Social Media Influencers – Macro, Micro – Wait, There’s a Nano Now?
In Student Search and enrollment marketing, articles have started to pop up about institutions running influencer campaigns. But they are not usually referring to flashy, in-your-face Tik-Tok stars, with millions of verified followers who charge $50,000 a post. In the higher education world, schools are now using micro and nano-influencers to amplify and spread messages about their institution’s value, programs, and initiatives.
Micro and nano-influencers have between 1,000 to 50,000 followers. They invite people into their lives, sharing details about their favorite coffee, favorite shows, brands they love (and hate), and views on the world. Because they are willing to be open and vulnerable, they are trusted by their followers.
In December 2019, Inside Higher Ed published “Big Influencers on Campus,” reporting many campuses had begun to compile lists of students with large social media followings. Still, many schools were unsure how to work with student influencers or felt trepidation about paying students to post information.1
Many institutions put concerns aside and set up influencer campaigns when they saw a need for new tactics to promote compliance with campus coronavirus safety measures. In “Colleges Are Hiring Their Own Students as Covid-19 Safety Influencers,” published by The New York Times, an influencer program at the University of Missouri is highlighted. Of note, the marketing department hired Glacier, a Canadian influencer marketing firm, who then hired six students to share content. Each student had between 1,000 and 2,500 Instagram followers and high engagement rates.2
Engagement Rate by Reach (ERR) is one way to measure the effectiveness of a post. On Instagram, the number of likes and comments measures engagement, usually calculated as a percentage. Reach is defined as the number of unique accounts that saw the post.
ERR = Total engagements per post/Reach per post
Generally, an engagement rate of between 1% and 3% on Instagram is considered good, according to the influencer marketing agency, FYI.
You might be thinking, “All this is interesting, but what I care about is using micro and nano-influencers to help propel qualified leads into my enrollment funnel.”
We get you, and the starting point is a manual search for students who have a direct relationship with the university or college. Suppose you could leverage 25 nano-influencers who are students with networks that average 1,000 followers to relay messages through their personal social channels.
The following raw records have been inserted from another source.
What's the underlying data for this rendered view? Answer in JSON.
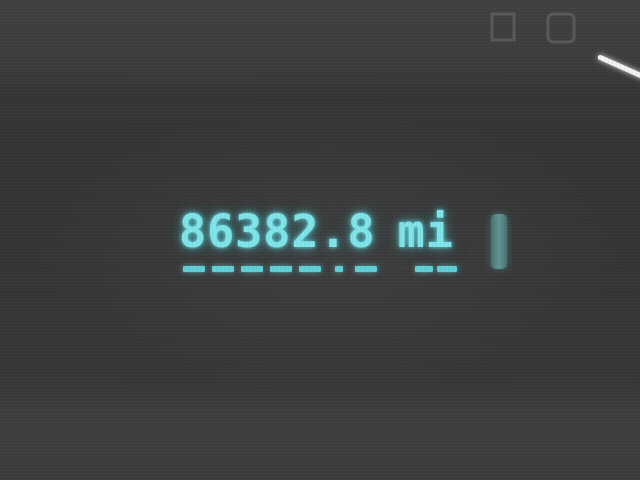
{
  "odometer": {
    "value": "86382.8",
    "unit": "mi"
  },
  "icons": {
    "needle": "needle-glint",
    "level": "level-indicator-icon"
  },
  "colors": {
    "lcd_text": "#7fe4e8",
    "lcd_underline": "#5fcfd6",
    "background": "#363636"
  }
}
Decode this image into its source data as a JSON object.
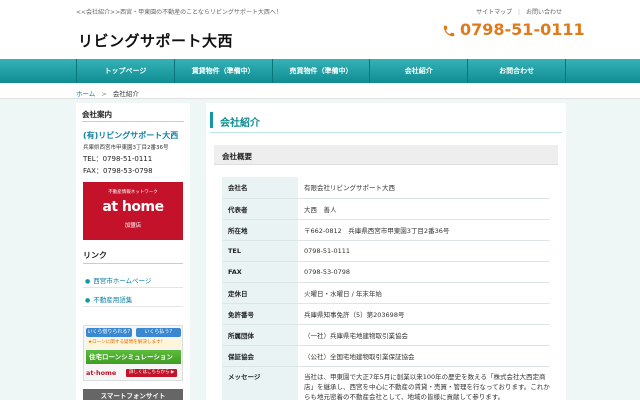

In that case, you have the potential to reach a large audience – and possibly a different audience than you may find on your own channels.
While there are agencies, software tools, and marketplaces created to help brands find influencers, you may want to start by doing a manual search to check out:
- Student leaders
- Student ambassadors
- Recent graduates
- Program-specific standouts
A manual search also helps you spot red flags, such as:
- Radical shifts in content direction or subject matter over time
- Controversial material or views
- Conflicts with any institutional policies or values
When you’re doing a manual search, be sure to research more than a single social channel. Take time to perform a broad-based web search. Look at five to ten Google pages to be sure no hidden reputation pitfalls are lurking.
If you are trying to grow a program, you may want to consider a targeted micro-influencer strategy, leveraging niche audiences to drive interest. For example, a graduate program for nursing students could leverage ten influencers who graduated from the program or university within the profession and reach thousands of new prospective students who trust the influencer’s opinion. This influencer’s audience will often re-share posts to their network or direct message friends interested in nursing. It’s the modern-day, digital word of mouth where information is passed among peers through connected and engaged networks.
Successful influencer strategies are built on authenticity and effective content. For your influencer’s words to ring true, resonate with your audience, and impact enrollment, influencers should deliver content in their voice and tone. Content should feel fresh, exciting, compelling, and aligned with your institution’s brand. For the best results, you need a plan that offers lots of creative freedom while still providing your influencers with structure.
For example, let’s say one of your influencers – we’ll call her Mia – has 3,600 Instagram followers. Mia is a first-generation student who transferred to your school after one year at community college. She studies business, wants a career in the fashion industry, and serves as a campus ambassador.
Since Mia was a transfer student, she is the perfect person to share information on this topic. You provide the structure (what you want her to post about and when) while allowing Mia to tell your story in her authentic way.
Can you do all this yourself? Sure, but if you already have enough on your plate, consider hiring an agency that understands influencer marketing to develop the strategy, handle the details, and do the due diligence to protect your school’s reputation and brand.
Does enrollmentFUEL run influencer campaigns? Yes, these specialized campaigns are one of the many Student Search tactics we employ. If you would like to know more, call us at 919.306.8122 or email firstname.lastname@example.org, and let’s set up a time to talk.
About the Author
Mike Wesner is the company’s founder and the creator of the big ideas that FUEL our company. He brings his entrepreneurial energy to every project and has led growth in fortune 500 companies, non-profits, and more than 50 higher education campuses. He has crafted solutions strategies for more than 400 Student Search campaigns and has reengineered the communications ecosystem on several college campuses.
Contact Mike at email@example.com to schedule a discussion to strategize about what a digital recruitment program could look like at your institution.